- 2 medium carrots, rough chopped
- 1 cup cut green beans (I use frozen)
- 4 cups of water
- 2 chicken breasts (bone-in or boneless, doesn’t matter it will be shredded)
- 1/4 cup butter
- 1/2 sweet onion, chopped
- 1 clove garlic, crushed
- 1/4 cup flour
- 2 cups milk
- 1 cup diced carrots
- 1 celery stalk, chopped
- salt and freshly ground black pepper to taste
- 2 tablespoons chopped Italian parsley
saucepan, dutch oven or large saucepan, blender
In the blender, add rough chopped carrots, celery and green beans, spices, 2 cups of water and blend until smooth. Add to dutch oven along with chicken breasts and 2 additional cups of water. Bring to a boil, reduce heat to medium and cover. Cook for 15-20 minutes until the chicken is cooked through. Remove the chicken to a plate to cool.
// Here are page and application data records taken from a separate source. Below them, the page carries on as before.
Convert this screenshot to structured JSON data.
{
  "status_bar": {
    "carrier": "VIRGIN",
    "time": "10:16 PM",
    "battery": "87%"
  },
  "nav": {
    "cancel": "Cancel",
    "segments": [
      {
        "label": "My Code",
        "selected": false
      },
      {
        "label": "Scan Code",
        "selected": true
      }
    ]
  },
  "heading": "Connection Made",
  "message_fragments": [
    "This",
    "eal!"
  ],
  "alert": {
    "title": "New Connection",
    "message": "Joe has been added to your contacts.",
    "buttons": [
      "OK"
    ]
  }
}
Add diced carrots, celery, salt and pepper to the liquid and cover. Cook until vegetables are tender crisp.
While the chicken is cooking, melt butter in the saucepan, add onions and garlic, and sauté until the onions are translucent. Whisk in flour and cook about 2 minutes or more. Turn the heat up to medium-high, slowly stir in milk and bring to a low boil, whisking until thickened. Reduce heat to low. Cover and let simmer, stirring occasionally.
While the vegetables are cooking, shred the chicken. The easiest way to do this is to use two forks and pull across the grain of the meat in different directions. You can then use your fingers to break apart any large pieces.
Once the vegetables are tender crisp, whisk in the white sauce and then stir in the chicken. Cook an additional 10 minutes. Serve with parsley garnish.
Makes about 6 cups.
I spotted these huge pork chops at the market the other day and I marked them for just this meal. I looked over several different stuffing recipes and went for a simple cornbread dressing. Sauteed onions and celery with sage and dried cranberries along with a splash of chicken stock and it was ready. The rice is a box mix that works well for me, and the beans are the flat Italian style green beans. Straight from the can in their own liquid with salt and pepper and a few cloves of garlic tossed in whole.